# SUPPLIED MATERIAL:
- - -

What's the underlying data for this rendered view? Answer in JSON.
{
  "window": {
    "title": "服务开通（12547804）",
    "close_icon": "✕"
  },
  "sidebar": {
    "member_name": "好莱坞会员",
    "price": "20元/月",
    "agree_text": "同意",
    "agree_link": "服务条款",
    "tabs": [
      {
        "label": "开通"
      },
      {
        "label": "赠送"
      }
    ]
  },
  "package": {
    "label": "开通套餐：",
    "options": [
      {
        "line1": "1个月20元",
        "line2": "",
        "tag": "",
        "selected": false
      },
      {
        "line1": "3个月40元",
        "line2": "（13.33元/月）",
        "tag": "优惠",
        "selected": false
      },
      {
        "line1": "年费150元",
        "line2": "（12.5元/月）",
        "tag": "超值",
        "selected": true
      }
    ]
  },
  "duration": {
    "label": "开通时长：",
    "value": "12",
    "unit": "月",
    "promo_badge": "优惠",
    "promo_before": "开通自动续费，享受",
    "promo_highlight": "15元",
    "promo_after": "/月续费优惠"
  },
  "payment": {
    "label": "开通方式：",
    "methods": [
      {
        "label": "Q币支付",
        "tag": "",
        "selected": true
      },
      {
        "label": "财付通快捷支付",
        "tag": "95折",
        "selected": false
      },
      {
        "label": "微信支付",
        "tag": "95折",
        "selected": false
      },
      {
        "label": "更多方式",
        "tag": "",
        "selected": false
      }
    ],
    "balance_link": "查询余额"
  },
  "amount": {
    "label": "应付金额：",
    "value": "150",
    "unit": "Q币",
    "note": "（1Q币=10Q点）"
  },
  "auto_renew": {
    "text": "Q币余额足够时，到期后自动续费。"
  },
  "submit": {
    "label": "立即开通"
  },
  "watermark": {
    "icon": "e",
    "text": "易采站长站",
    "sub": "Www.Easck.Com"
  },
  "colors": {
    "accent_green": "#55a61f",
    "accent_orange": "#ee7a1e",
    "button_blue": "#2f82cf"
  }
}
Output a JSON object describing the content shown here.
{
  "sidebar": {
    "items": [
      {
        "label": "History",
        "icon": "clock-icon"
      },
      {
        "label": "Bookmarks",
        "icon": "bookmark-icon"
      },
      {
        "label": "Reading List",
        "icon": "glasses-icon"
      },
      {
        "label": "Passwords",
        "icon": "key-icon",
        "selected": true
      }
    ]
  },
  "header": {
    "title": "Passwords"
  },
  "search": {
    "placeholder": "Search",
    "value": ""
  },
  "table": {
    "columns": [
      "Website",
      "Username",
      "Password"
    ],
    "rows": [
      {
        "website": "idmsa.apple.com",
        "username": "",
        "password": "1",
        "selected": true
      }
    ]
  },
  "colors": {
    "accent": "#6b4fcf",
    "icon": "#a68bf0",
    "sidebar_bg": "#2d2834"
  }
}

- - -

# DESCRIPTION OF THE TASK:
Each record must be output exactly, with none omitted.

# RESULT FOR THIS TASK:
What's the underlying data for this rendered view? Answer in JSON.
{
  "window": {
    "title": "服务开通（12547804）",
    "close_icon": "✕"
  },
  "sidebar": {
    "member_name": "好莱坞会员",
    "price": "20元/月",
    "agree_text": "同意",
    "agree_link": "服务条款",
    "tabs": [
      {
        "label": "开通"
      },
      {
        "label": "赠送"
      }
    ]
  },
  "package": {
    "label": "开通套餐：",
    "options": [
      {
        "line1": "1个月20元",
        "line2": "",
        "tag": "",
        "selected": false
      },
      {
        "line1": "3个月40元",
        "line2": "（13.33元/月）",
        "tag": "优惠",
        "selected": false
      },
      {
        "line1": "年费150元",
        "line2": "（12.5元/月）",
        "tag": "超值",
        "selected": true
      }
    ]
  },
  "duration": {
    "label": "开通时长：",
    "value": "12",
    "unit": "月",
    "promo_badge": "优惠",
    "promo_before": "开通自动续费，享受",
    "promo_highlight": "15元",
    "promo_after": "/月续费优惠"
  },
  "payment": {
    "label": "开通方式：",
    "methods": [
      {
        "label": "Q币支付",
        "tag": "",
        "selected": true
      },
      {
        "label": "财付通快捷支付",
        "tag": "95折",
        "selected": false
      },
      {
        "label": "微信支付",
        "tag": "95折",
        "selected": false
      },
      {
        "label": "更多方式",
        "tag": "",
        "selected": false
      }
    ],
    "balance_link": "查询余额"
  },
  "amount": {
    "label": "应付金额：",
    "value": "150",
    "unit": "Q币",
    "note": "（1Q币=10Q点）"
  },
  "auto_renew": {
    "text": "Q币余额足够时，到期后自动续费。"
  },
  "submit": {
    "label": "立即开通"
  },
  "watermark": {
    "icon": "e",
    "text": "易采站长站",
    "sub": "Www.Easck.Com"
  },
  "colors": {
    "accent_green": "#55a61f",
    "accent_orange": "#ee7a1e",
    "button_blue": "#2f82cf"
  }
}
Output a JSON object describing the content shown here.
{
  "sidebar": {
    "items": [
      {
        "label": "History",
        "icon": "clock-icon"
      },
      {
        "label": "Bookmarks",
        "icon": "bookmark-icon"
      },
      {
        "label": "Reading List",
        "icon": "glasses-icon"
      },
      {
        "label": "Passwords",
        "icon": "key-icon",
        "selected": true
      }
    ]
  },
  "header": {
    "title": "Passwords"
  },
  "search": {
    "placeholder": "Search",
    "value": ""
  },
  "table": {
    "columns": [
      "Website",
      "Username",
      "Password"
    ],
    "rows": [
      {
        "website": "idmsa.apple.com",
        "username": "",
        "password": "1",
        "selected": true
      }
    ]
  },
  "colors": {
    "accent": "#6b4fcf",
    "icon": "#a68bf0",
    "sidebar_bg": "#2d2834"
  }
}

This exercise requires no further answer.